46,105 tax payers will enjoy the exemption

Tax: Should the proposed revision of the basic exemption limit of Personal Income Tax (PIT) go from Nu 100,000 to Nu 200,000, the government will have to forego a revenue of Nu 484 million (M) annually.

Even as the proposed revision of royalty and mineral rent is expected to garner additional revenue of Nu 129M, the government will still lose Nu 355M.

However, Prime Minister Tshering Tobgay said 46,105 people will not have to pay their taxes. Under the existing slab, 14,413 people enjoy the exemption. Some 31,692 people whose income exceeded the exemption limit under the existing slab will now enjoy the exemption.

The finance minister said the slab was not revised since 2001 and accounting for annual inflation,  the slab should have actually reached Nu 237,084. The country’s basic PIT exemption limit, he said is the lowest in the region.

“Considering the erosion in value of money, the revision was felt necessary,” he said adding the existing slab has affected low-income earners.

While this revision in slab would come at a cost of domestic revenue, it is also a constitutional mandate to meet the country’s current expenditure from domestic revenue.

As per the budget report for the 2016-17 fiscal year, more than 93 percent of the domestic revenue will be drawn to finance the current expenditure of Nu 25.38 billion (B).

The estimated domestic revenue of Nu 27.24B is a 3.6 percent increase from the previous fiscal year.

Further, the domestic revenue totted up with external grants, was estimated at Nu 41.6B, which is around Nu 8.3B short to meet the budget outlay resulting in a fiscal deficit of 5.3 percent of the GDP.

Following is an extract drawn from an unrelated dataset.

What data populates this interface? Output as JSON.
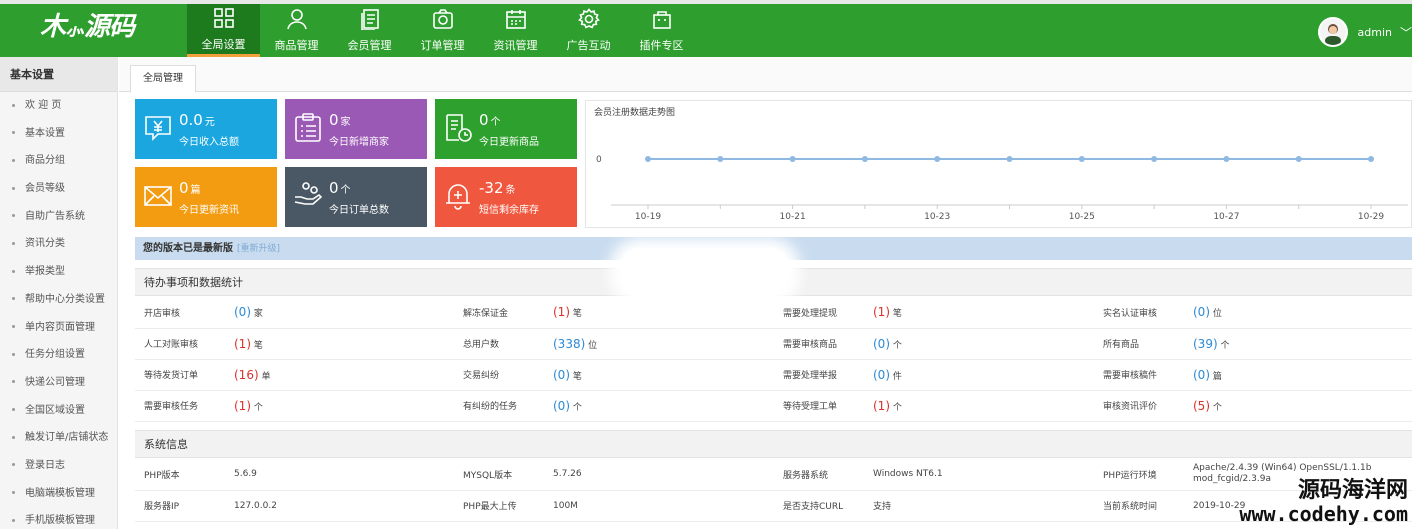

Lyonchoen Tshering Tobgay however said the government while prioritising the planned activities will also explore other avenues to complete the 11th Plan successfully.

The additional revenue from mining, establishment of the Royal Bhutan Lottery Ltd, Dagachhu hydropower project and increase in surplus transfer from the Royal Monetary Authority (RMA) on account of the improved rupee reserve are expected to enhance the domestic revenue, Lyonchoen said.

He added that the government realised more domestic revenue than projected in the last two fiscal years. A combined revenue of Nu 42.1B was projected in 2013-14 and 2014-15 fiscal years. But the actual revenue realised was Nu 2.8B more than the projected. The government expects a similar trend in coming years.

Lyonchoen also attributed the increase in domestic revenue to the reduced debt service obligation as most high interest bearing non-hydro loans were repaid. The rationalised spending of the government was also cited as one of the reasons.

Should the additional revenue materialise, the government is hoping to maintain a fiscal deficit below 3 percent of the GDP.

Meanwhile, the allowable deduction for education expense on the PIT, which is being proposed to triple from Nu 50,000 to Nu 150,000, is to cover the rising cost of education.

“Parents should now be able to spend more on education of their children,” Lyonchoen said.

Tshering Dorji